_Problem description:_ Every record, from first to last, should be written out again exactly.

(Dataset rows describing interfaces)

=-=-=

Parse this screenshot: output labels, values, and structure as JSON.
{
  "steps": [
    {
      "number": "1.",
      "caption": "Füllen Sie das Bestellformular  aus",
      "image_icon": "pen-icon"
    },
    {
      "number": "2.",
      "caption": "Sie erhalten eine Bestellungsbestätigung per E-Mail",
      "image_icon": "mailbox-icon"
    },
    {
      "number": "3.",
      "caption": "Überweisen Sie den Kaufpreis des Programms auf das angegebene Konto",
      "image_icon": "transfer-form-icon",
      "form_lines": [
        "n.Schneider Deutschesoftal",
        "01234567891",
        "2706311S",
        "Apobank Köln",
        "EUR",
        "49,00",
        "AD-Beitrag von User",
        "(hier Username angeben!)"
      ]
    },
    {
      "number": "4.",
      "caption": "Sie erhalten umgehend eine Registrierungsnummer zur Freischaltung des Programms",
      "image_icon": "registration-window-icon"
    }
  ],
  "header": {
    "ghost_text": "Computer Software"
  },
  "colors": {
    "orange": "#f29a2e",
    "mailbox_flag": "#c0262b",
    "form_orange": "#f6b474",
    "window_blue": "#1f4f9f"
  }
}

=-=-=

_Written response:_
Parse this screenshot: output labels, values, and structure as JSON.
{
  "steps": [
    {
      "number": "1.",
      "caption": "Füllen Sie das Bestellformular  aus",
      "image_icon": "pen-icon"
    },
    {
      "number": "2.",
      "caption": "Sie erhalten eine Bestellungsbestätigung per E-Mail",
      "image_icon": "mailbox-icon"
    },
    {
      "number": "3.",
      "caption": "Überweisen Sie den Kaufpreis des Programms auf das angegebene Konto",
      "image_icon": "transfer-form-icon",
      "form_lines": [
        "n.Schneider Deutschesoftal",
        "01234567891",
        "2706311S",
        "Apobank Köln",
        "EUR",
        "49,00",
        "AD-Beitrag von User",
        "(hier Username angeben!)"
      ]
    },
    {
      "number": "4.",
      "caption": "Sie erhalten umgehend eine Registrierungsnummer zur Freischaltung des Programms",
      "image_icon": "registration-window-icon"
    }
  ],
  "header": {
    "ghost_text": "Computer Software"
  },
  "colors": {
    "orange": "#f29a2e",
    "mailbox_flag": "#c0262b",
    "form_orange": "#f6b474",
    "window_blue": "#1f4f9f"
  }
}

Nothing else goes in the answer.